§ PROMPT
Could the data below be copied exactly, minus the pictures?

Extracted records:
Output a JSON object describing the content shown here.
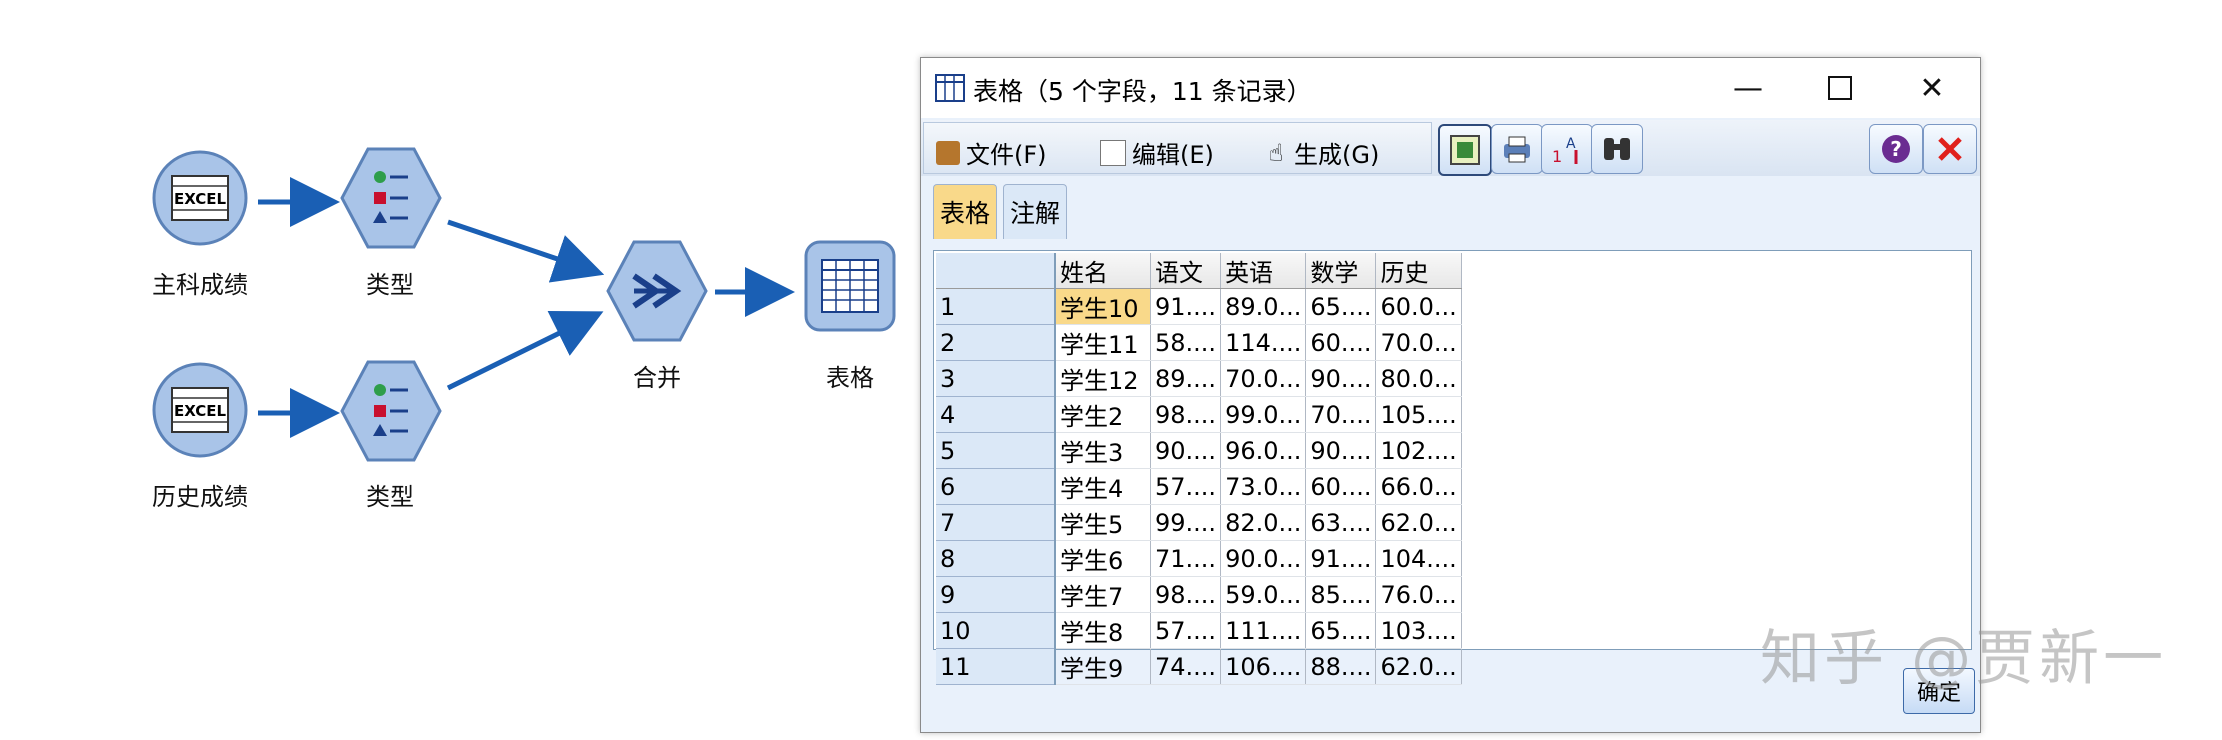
{
  "flow": {
    "nodes": [
      {
        "id": "main-scores",
        "label": "主科成绩",
        "icon": "excel-icon",
        "icon_text": "EXCEL"
      },
      {
        "id": "type-1",
        "label": "类型",
        "icon": "type-node-icon"
      },
      {
        "id": "history-scores",
        "label": "历史成绩",
        "icon": "excel-icon",
        "icon_text": "EXCEL"
      },
      {
        "id": "type-2",
        "label": "类型",
        "icon": "type-node-icon"
      },
      {
        "id": "merge",
        "label": "合并",
        "icon": "merge-icon"
      },
      {
        "id": "table",
        "label": "表格",
        "icon": "table-icon"
      }
    ]
  },
  "dialog": {
    "title": "表格（5 个字段，11 条记录）",
    "window_icon": "table-icon",
    "menus": [
      {
        "label": "文件(F)",
        "icon": "file-icon"
      },
      {
        "label": "编辑(E)",
        "icon": "edit-icon"
      },
      {
        "label": "生成(G)",
        "icon": "generate-icon"
      }
    ],
    "toolbar": [
      "insert-node-icon",
      "print-icon",
      "sort-icon",
      "find-icon"
    ],
    "right_tools": [
      "help-icon",
      "close-red-icon"
    ],
    "tabs": [
      {
        "label": "表格",
        "active": true
      },
      {
        "label": "注解",
        "active": false
      }
    ],
    "table": {
      "columns": [
        "姓名",
        "语文",
        "英语",
        "数学",
        "历史"
      ],
      "rows": [
        {
          "n": "1",
          "cells": [
            "学生10",
            "91....",
            "89.0...",
            "65....",
            "60.0..."
          ]
        },
        {
          "n": "2",
          "cells": [
            "学生11",
            "58....",
            "114....",
            "60....",
            "70.0..."
          ]
        },
        {
          "n": "3",
          "cells": [
            "学生12",
            "89....",
            "70.0...",
            "90....",
            "80.0..."
          ]
        },
        {
          "n": "4",
          "cells": [
            "学生2",
            "98....",
            "99.0...",
            "70....",
            "105...."
          ]
        },
        {
          "n": "5",
          "cells": [
            "学生3",
            "90....",
            "96.0...",
            "90....",
            "102...."
          ]
        },
        {
          "n": "6",
          "cells": [
            "学生4",
            "57....",
            "73.0...",
            "60....",
            "66.0..."
          ]
        },
        {
          "n": "7",
          "cells": [
            "学生5",
            "99....",
            "82.0...",
            "63....",
            "62.0..."
          ]
        },
        {
          "n": "8",
          "cells": [
            "学生6",
            "71....",
            "90.0...",
            "91....",
            "104...."
          ]
        },
        {
          "n": "9",
          "cells": [
            "学生7",
            "98....",
            "59.0...",
            "85....",
            "76.0..."
          ]
        },
        {
          "n": "10",
          "cells": [
            "学生8",
            "57....",
            "111....",
            "65....",
            "103...."
          ]
        },
        {
          "n": "11",
          "cells": [
            "学生9",
            "74....",
            "106....",
            "88....",
            "62.0..."
          ]
        }
      ]
    },
    "ok_label": "确定"
  },
  "watermark": "知乎 @贾新一",
  "colors": {
    "node_fill": "#a9c4e8",
    "arrow": "#1a5fb4",
    "selected_cell": "#f9d98a",
    "active_tab": "#f9d98a"
  }
}
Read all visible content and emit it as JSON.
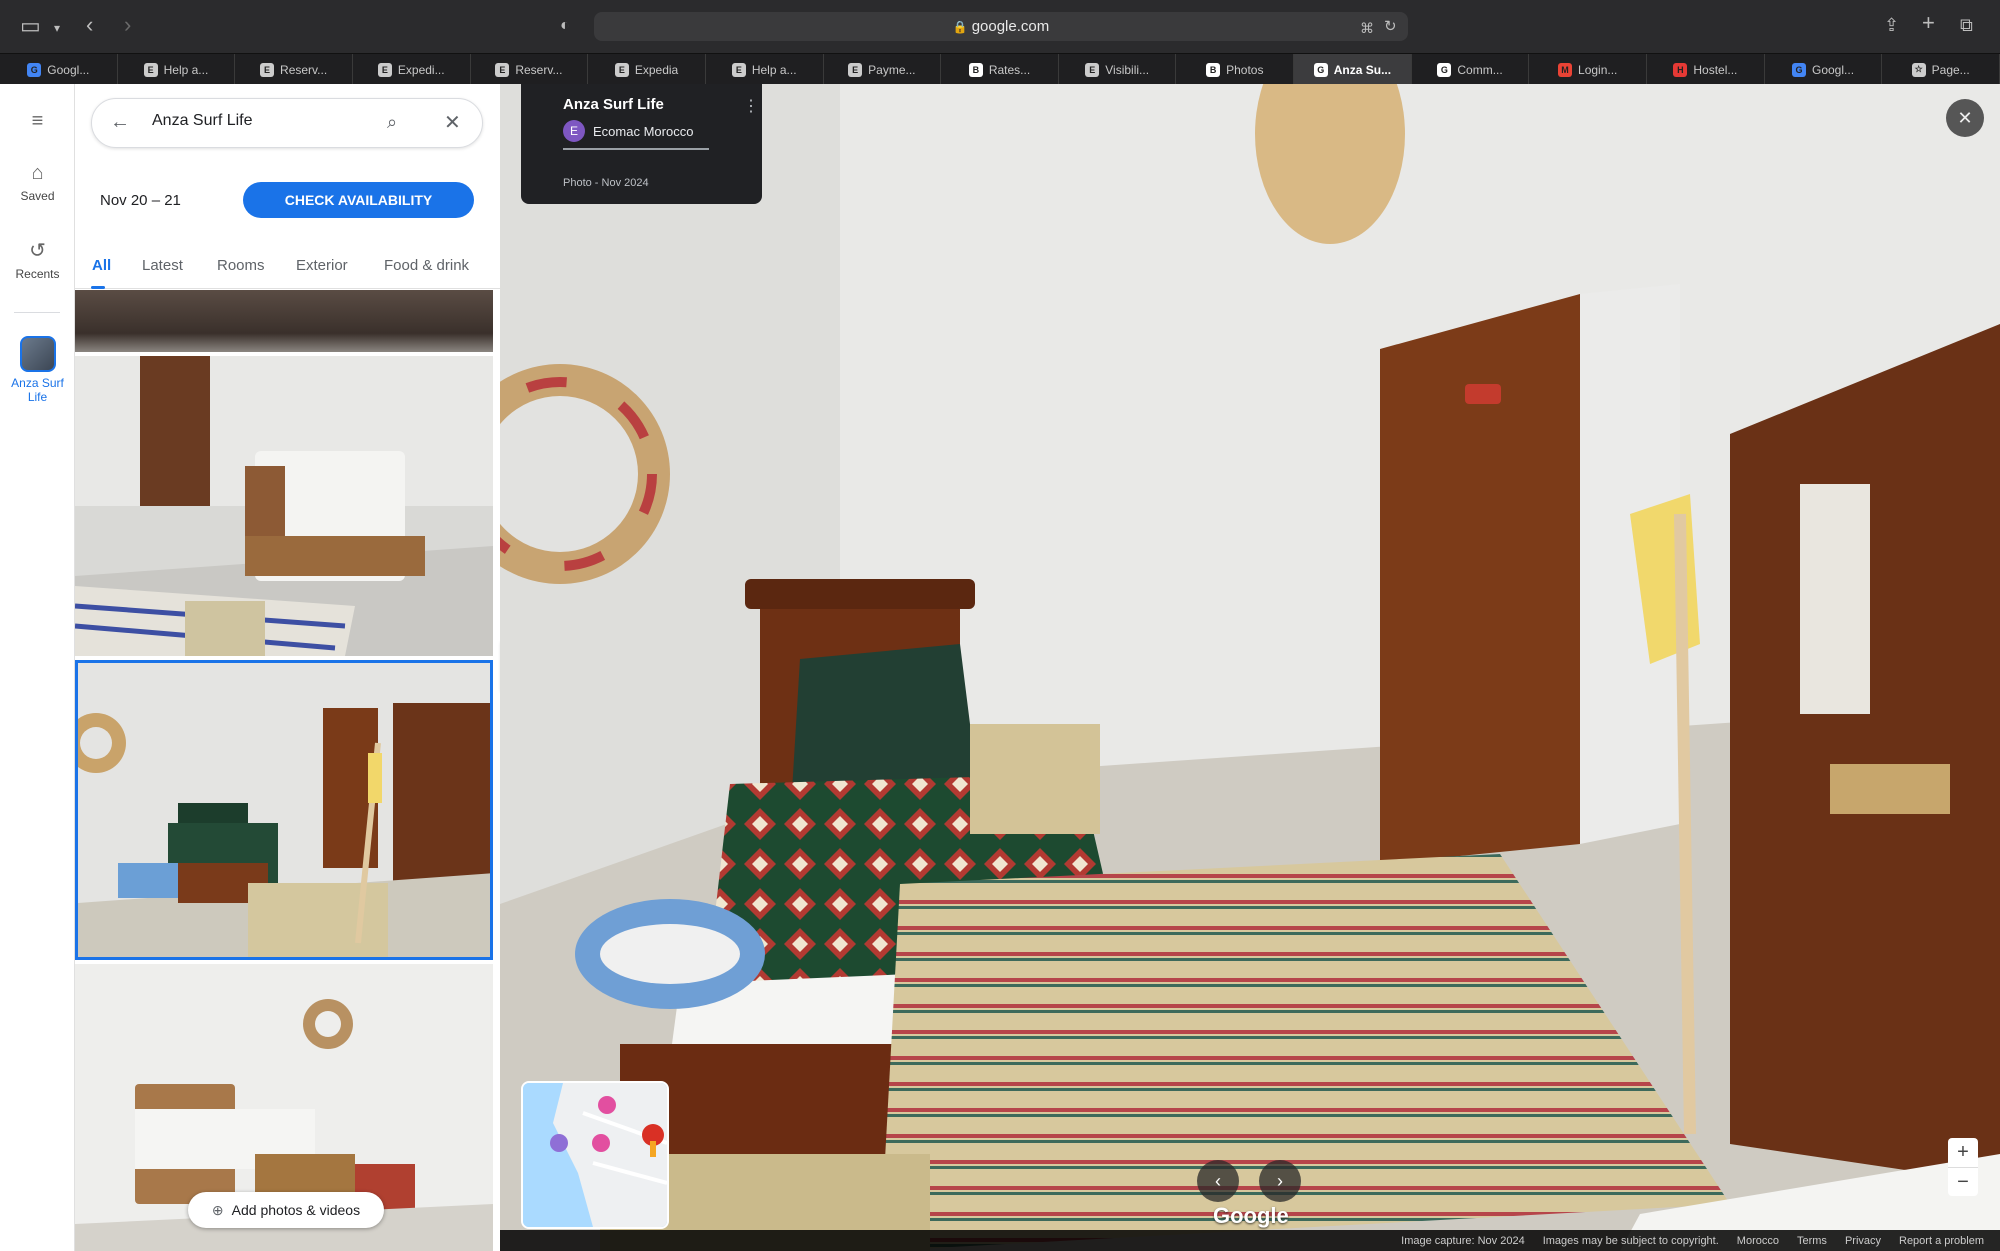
{
  "browser": {
    "url": "google.com",
    "tabs": [
      {
        "label": "Googl...",
        "favicon": "G",
        "color": "#4285f4"
      },
      {
        "label": "Help a...",
        "favicon": "E",
        "color": "#cccccc"
      },
      {
        "label": "Reserv...",
        "favicon": "E",
        "color": "#cccccc"
      },
      {
        "label": "Expedi...",
        "favicon": "E",
        "color": "#cccccc"
      },
      {
        "label": "Reserv...",
        "favicon": "E",
        "color": "#cccccc"
      },
      {
        "label": "Expedia",
        "favicon": "E",
        "color": "#cccccc"
      },
      {
        "label": "Help a...",
        "favicon": "E",
        "color": "#cccccc"
      },
      {
        "label": "Payme...",
        "favicon": "E",
        "color": "#cccccc"
      },
      {
        "label": "Rates...",
        "favicon": "B",
        "color": "#ffffff"
      },
      {
        "label": "Visibili...",
        "favicon": "E",
        "color": "#cccccc"
      },
      {
        "label": "Photos",
        "favicon": "B",
        "color": "#ffffff"
      },
      {
        "label": "Anza Su...",
        "favicon": "G",
        "color": "#ffffff",
        "active": true
      },
      {
        "label": "Comm...",
        "favicon": "G",
        "color": "#ffffff"
      },
      {
        "label": "Login...",
        "favicon": "M",
        "color": "#ea4335"
      },
      {
        "label": "Hostel...",
        "favicon": "H",
        "color": "#e53935"
      },
      {
        "label": "Googl...",
        "favicon": "G",
        "color": "#4285f4"
      },
      {
        "label": "Page...",
        "favicon": "☆",
        "color": "#cccccc"
      }
    ]
  },
  "rail": {
    "menu_icon": "hamburger-icon",
    "saved_label": "Saved",
    "recents_label": "Recents",
    "place_label": "Anza Surf Life"
  },
  "panel": {
    "search_value": "Anza Surf Life",
    "dates": "Nov 20 – 21",
    "check_button": "CHECK AVAILABILITY",
    "tabs": [
      "All",
      "Latest",
      "Rooms",
      "Exterior",
      "Food & drink"
    ],
    "add_photos_label": "Add photos & videos"
  },
  "viewer": {
    "place_name": "Anza Surf Life",
    "author_initial": "E",
    "author_name": "Ecomac Morocco",
    "photo_meta": "Photo - Nov 2024",
    "logo_text": "Google",
    "footer": {
      "capture": "Image capture: Nov 2024",
      "copyright": "Images may be subject to copyright.",
      "country": "Morocco",
      "terms": "Terms",
      "privacy": "Privacy",
      "report": "Report a problem"
    }
  },
  "colors": {
    "accent": "#1a73e8",
    "author_avatar": "#7e57c2"
  }
}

§ COMPLETED EXERCISE
Output a JSON object describing the content shown here.
{
  "flow": {
    "nodes": [
      {
        "id": "main-scores",
        "label": "主科成绩",
        "icon": "excel-icon",
        "icon_text": "EXCEL"
      },
      {
        "id": "type-1",
        "label": "类型",
        "icon": "type-node-icon"
      },
      {
        "id": "history-scores",
        "label": "历史成绩",
        "icon": "excel-icon",
        "icon_text": "EXCEL"
      },
      {
        "id": "type-2",
        "label": "类型",
        "icon": "type-node-icon"
      },
      {
        "id": "merge",
        "label": "合并",
        "icon": "merge-icon"
      },
      {
        "id": "table",
        "label": "表格",
        "icon": "table-icon"
      }
    ]
  },
  "dialog": {
    "title": "表格（5 个字段，11 条记录）",
    "window_icon": "table-icon",
    "menus": [
      {
        "label": "文件(F)",
        "icon": "file-icon"
      },
      {
        "label": "编辑(E)",
        "icon": "edit-icon"
      },
      {
        "label": "生成(G)",
        "icon": "generate-icon"
      }
    ],
    "toolbar": [
      "insert-node-icon",
      "print-icon",
      "sort-icon",
      "find-icon"
    ],
    "right_tools": [
      "help-icon",
      "close-red-icon"
    ],
    "tabs": [
      {
        "label": "表格",
        "active": true
      },
      {
        "label": "注解",
        "active": false
      }
    ],
    "table": {
      "columns": [
        "姓名",
        "语文",
        "英语",
        "数学",
        "历史"
      ],
      "rows": [
        {
          "n": "1",
          "cells": [
            "学生10",
            "91....",
            "89.0...",
            "65....",
            "60.0..."
          ]
        },
        {
          "n": "2",
          "cells": [
            "学生11",
            "58....",
            "114....",
            "60....",
            "70.0..."
          ]
        },
        {
          "n": "3",
          "cells": [
            "学生12",
            "89....",
            "70.0...",
            "90....",
            "80.0..."
          ]
        },
        {
          "n": "4",
          "cells": [
            "学生2",
            "98....",
            "99.0...",
            "70....",
            "105...."
          ]
        },
        {
          "n": "5",
          "cells": [
            "学生3",
            "90....",
            "96.0...",
            "90....",
            "102...."
          ]
        },
        {
          "n": "6",
          "cells": [
            "学生4",
            "57....",
            "73.0...",
            "60....",
            "66.0..."
          ]
        },
        {
          "n": "7",
          "cells": [
            "学生5",
            "99....",
            "82.0...",
            "63....",
            "62.0..."
          ]
        },
        {
          "n": "8",
          "cells": [
            "学生6",
            "71....",
            "90.0...",
            "91....",
            "104...."
          ]
        },
        {
          "n": "9",
          "cells": [
            "学生7",
            "98....",
            "59.0...",
            "85....",
            "76.0..."
          ]
        },
        {
          "n": "10",
          "cells": [
            "学生8",
            "57....",
            "111....",
            "65....",
            "103...."
          ]
        },
        {
          "n": "11",
          "cells": [
            "学生9",
            "74....",
            "106....",
            "88....",
            "62.0..."
          ]
        }
      ]
    },
    "ok_label": "确定"
  },
  "watermark": "知乎 @贾新一",
  "colors": {
    "node_fill": "#a9c4e8",
    "arrow": "#1a5fb4",
    "selected_cell": "#f9d98a",
    "active_tab": "#f9d98a"
  }
}
Read all visible content and emit it as JSON.
{
  "browser": {
    "url": "google.com",
    "tabs": [
      {
        "label": "Googl...",
        "favicon": "G",
        "color": "#4285f4"
      },
      {
        "label": "Help a...",
        "favicon": "E",
        "color": "#cccccc"
      },
      {
        "label": "Reserv...",
        "favicon": "E",
        "color": "#cccccc"
      },
      {
        "label": "Expedi...",
        "favicon": "E",
        "color": "#cccccc"
      },
      {
        "label": "Reserv...",
        "favicon": "E",
        "color": "#cccccc"
      },
      {
        "label": "Expedia",
        "favicon": "E",
        "color": "#cccccc"
      },
      {
        "label": "Help a...",
        "favicon": "E",
        "color": "#cccccc"
      },
      {
        "label": "Payme...",
        "favicon": "E",
        "color": "#cccccc"
      },
      {
        "label": "Rates...",
        "favicon": "B",
        "color": "#ffffff"
      },
      {
        "label": "Visibili...",
        "favicon": "E",
        "color": "#cccccc"
      },
      {
        "label": "Photos",
        "favicon": "B",
        "color": "#ffffff"
      },
      {
        "label": "Anza Su...",
        "favicon": "G",
        "color": "#ffffff",
        "active": true
      },
      {
        "label": "Comm...",
        "favicon": "G",
        "color": "#ffffff"
      },
      {
        "label": "Login...",
        "favicon": "M",
        "color": "#ea4335"
      },
      {
        "label": "Hostel...",
        "favicon": "H",
        "color": "#e53935"
      },
      {
        "label": "Googl...",
        "favicon": "G",
        "color": "#4285f4"
      },
      {
        "label": "Page...",
        "favicon": "☆",
        "color": "#cccccc"
      }
    ]
  },
  "rail": {
    "menu_icon": "hamburger-icon",
    "saved_label": "Saved",
    "recents_label": "Recents",
    "place_label": "Anza Surf Life"
  },
  "panel": {
    "search_value": "Anza Surf Life",
    "dates": "Nov 20 – 21",
    "check_button": "CHECK AVAILABILITY",
    "tabs": [
      "All",
      "Latest",
      "Rooms",
      "Exterior",
      "Food & drink"
    ],
    "add_photos_label": "Add photos & videos"
  },
  "viewer": {
    "place_name": "Anza Surf Life",
    "author_initial": "E",
    "author_name": "Ecomac Morocco",
    "photo_meta": "Photo - Nov 2024",
    "logo_text": "Google",
    "footer": {
      "capture": "Image capture: Nov 2024",
      "copyright": "Images may be subject to copyright.",
      "country": "Morocco",
      "terms": "Terms",
      "privacy": "Privacy",
      "report": "Report a problem"
    }
  },
  "colors": {
    "accent": "#1a73e8",
    "author_avatar": "#7e57c2"
  }
}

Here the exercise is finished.